Noah: It’s MaxFunDrive! Jordan Morris and Jesse Thorn welcome a major get for the first week of the co-flagship’s fundraising marathon, Archer’s Amber Nash. Nash, in her first JJGo appearance in-studio after a fair few live showings, slides right in to the program’s goof-off rhythm, as happy to be interrupted by stupid riffs about how much they hate drama as she is to interrupt with stupid riffs about how much she, too, hates drama. At the same time, it’s an often illuminating discussion about the showbiz movement toward Atlanta and the below-deck life of a cruise ship entertainer – the latter topic becomes a delightful guessing game about Nash’s experience in a murder mystery parody of Dancing with the Stars. The big knowledge peaks, though, when Jesse cracks open his daughter’s newest venture, a ten-or-so page book of all Earthly knowledge. The dry, in-the-moment wit of Grace Knows Everything is a sight to behold and a sign that the apple fell straight beneath the tree, from the page dedicated to our ABCs to the one about being careful with staplers that Jesse assumes was determined post-stapling. The “Momentous Occasions” segment welcomes a rare mid-show co-guest in International Waters producer Sarah Morgan, who gabs with Jesse about his crush on Pam throughout some great listener calls. [iTunes]
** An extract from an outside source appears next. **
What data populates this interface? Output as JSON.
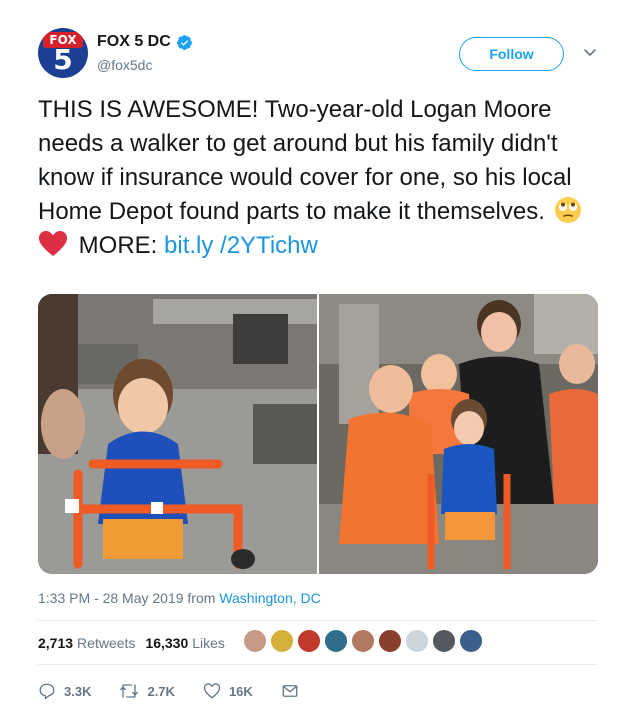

Who Charted? - D’Arcy Carden
Elizabeth: This week on Who Charted?, the best part of The Good Place, D’arcy Carden, helps Howard work through an incident at the Coffee Bean with some role playing and they get to the bottom of his earplug habit. They also talk about the most unrealistic part of La La Land: the lack of loud motorcycles. As they go through the top 5 Shazam songs of the week, Howard and D’Arcy also rank their favorite members of One Direction and D’Arcy describes all her 1D merch (both purchased and homemade by her aunt.) During the TV chart, Howard pushes Kulap to set some aggressive deadlines for her plan to become the Asian Shonda Rhimes. Later in Two Charted, they run down Kevin’s list of music that millennials are banging to and Howard shares his suspicions about French interference with his iPhone. [iTunes]
Other Podcasts We’re Listening To:
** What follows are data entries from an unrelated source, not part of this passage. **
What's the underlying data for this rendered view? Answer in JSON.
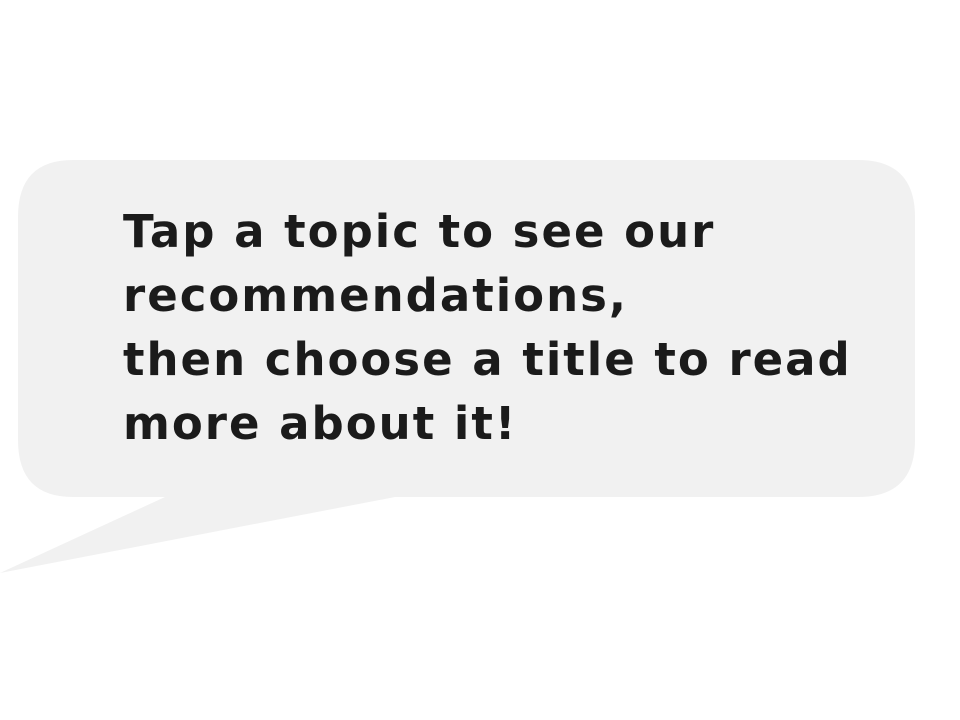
{
  "colors": {
    "page_background": "#ffffff",
    "bubble_fill": "#f1f1f1",
    "text": "#1b1b1b"
  },
  "speech_bubble": {
    "lines": [
      "Tap a topic to see our",
      "recommendations,",
      "then choose a title to read",
      "more about it!"
    ]
  }
}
Weird Adults - Jackie Johnson
The Todd Barry Podcast - Matt Goldich
Chapo Trap House - No. 1 In Heaven
Hollywood Handbook - Kulap Vilaysack, Our Close Friend Again
The Best Show - Every Topic Ever! Shawn in Newbridge! More!
Being Frank with Ivan - Happy Relationships
How to Be Less Awkward - Glory Hole w/ Terence Pennington
Royal & Doodall - The Rise and Demise of Royal & Doodall
Good One - Tig Notaro’s Taylor Dane Story
Tuesdays with Stories - Dibulge
Got a podcast recommendation? Drop us a line at email@example.com.
Pablo Goldstein is a writer from Los Angeles, CA.
Marc Hershon is host of Succotash, The Comedy Soundcast Soundcast and author of I Hate People!
Elizabeth Stamp is a writer living in Brooklyn, New York.
Leigh Cesiro is a writer living in Brooklyn who only needs 10 minutes to solve any Law & Order: SVU episode.
Noah Jacobs is a writer, podcaster, and mark who lives in Minneapolis, Minnesota.
Kathryn Doyle is a science writer from New York.